Under H.E. President Yoweri Museveni’s guidance, Uganda takes bold steps towards consolidating macroeconomic stability and providing optimal business conditions to smooth the way for an inclusive private sector-led and export-oriented economy.
Uganda’s unique land-linked location at the heart of sub-Saharan Africa, its ranking as eighth freest economy in the region according to the 2019 Index of Economic Freedom combined with crucial trade partnerships, such as the East African Community (EAC) and the Common Market for Eastern and Southern Africa (COMESA), has set the nation in good stead in securing its role as a regional hub for trade and investment.
Under President Museveni’s reliable guidance, Uganda’s flourishing economy has been growing steadily and triumphantly at a rate of 6.3% over the past three decades with innovation driving its Vision 2040 to transform Uganda into a middle-income economy. “We have been largely riding on the model of regional business supporting and facilitating regional trade,” affirms Edgar Byamah, MD of KCB Bank.
With a focus upon securing road infrastructure (to and from Uganda) as well as energy supply, Uganda has opened up opportunity and powered its mighty potential. “With all the investments made in the electricity generation facilities, we have been able to guarantee the ease of doing business in Uganda,” confirms Dr Eng. Harrison E. Mutikanga, CEO of UEGCL.
Indeed, Uganda’s economy has continued to grow in spite of the challenges implicated by the current pandemic, with the Bank of Uganda projecting an impressive growth rate of 3.1% in 2020 and FocusEconomics panellists predicting a 4.7% growth in 2021. “We have a good and stable environment and Uganda has one of the highest growth rates and even now, post-COVID, it is still presenting growth and that represents good opportunities for any investor in terms of macro-economic prospects,” explains Michael K. Mugabi, MD of the Housing Finance Bank. “The environment for business is very good because the economy is linked to the private sector.”
According to the UNCTAD’s 2020 World Investment Report, Uganda also happens to be one of the countries in East Africa to have attracted the most Foreign Direct Investment (FDI), reaching an unprecedented record of US$1.3 billion in 2019 (a stunning 20% increase from 2018), the result of developing construction, manufacturing and agriculture projects. “Many industrial parks are being built and every time one comes up national water are very quick to provide water as part of the necessary infrastructure to enhance industrial development,” declares Dr Eng. Silver Mugisha, MD of National Water and Sewerage Corporation (NWSC).

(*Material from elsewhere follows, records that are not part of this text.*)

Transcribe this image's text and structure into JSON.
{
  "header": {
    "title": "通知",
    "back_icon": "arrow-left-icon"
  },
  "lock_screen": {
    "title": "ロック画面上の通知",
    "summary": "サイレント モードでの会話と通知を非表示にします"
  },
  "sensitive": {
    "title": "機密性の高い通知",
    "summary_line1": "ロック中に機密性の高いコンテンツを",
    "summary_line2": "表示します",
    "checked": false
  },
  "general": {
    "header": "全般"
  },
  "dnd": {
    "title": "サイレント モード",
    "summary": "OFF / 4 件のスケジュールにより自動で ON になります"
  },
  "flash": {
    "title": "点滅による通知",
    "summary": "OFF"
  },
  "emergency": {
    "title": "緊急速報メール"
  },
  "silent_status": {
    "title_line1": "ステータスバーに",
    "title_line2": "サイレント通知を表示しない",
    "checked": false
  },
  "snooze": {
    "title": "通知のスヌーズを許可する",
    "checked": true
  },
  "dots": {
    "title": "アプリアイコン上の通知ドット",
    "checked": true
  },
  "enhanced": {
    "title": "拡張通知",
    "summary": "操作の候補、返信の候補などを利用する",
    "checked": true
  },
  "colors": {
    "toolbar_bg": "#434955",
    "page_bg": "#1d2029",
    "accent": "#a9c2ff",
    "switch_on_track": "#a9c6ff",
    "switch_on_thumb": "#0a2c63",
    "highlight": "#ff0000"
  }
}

However, crucial to engaging FDI in Uganda is its focus in expanding major oil fields and in September 2020, a host government agreement was signed with Total for the lucrative East African Crude Oil Pipeline (EACOP) project. The 1,445 kilometre long pipeline, developed in conjunction with the Tanzanian and Ugandan governments, is a joint venture between Total (66.7%) and CNOOC (33.3%) and will transport crude oil from Uganda’s oil fields in Hoima to the Tanzanian Port of Tanga; it is estimated it will be able to supply up to 216 thousand barrels of crude oil a day. The US$3.5 billion pipeline will be the longest electrically heated oil export pipeline in the world and the FID is due to be signed during the first quarter of 2021. Minister of Energy and Mineral Development, Hon. Dr Mary Goretti Kitutu, has disclosed that the project will create as many as 10,000 jobs and that proceeds will be invested back into the economy in order to promote and develop other key sectors such as infrastructure, education and health.
Opening up to the immense potential inherent within interregional trade as well as reining in its vast capacity in generating economic growth, Uganda has taken a grain of sand and over the years has worked incessantly in order to produce a pearl whose lustre attracts and shines brightly, reflecting hope and boundless opportunity.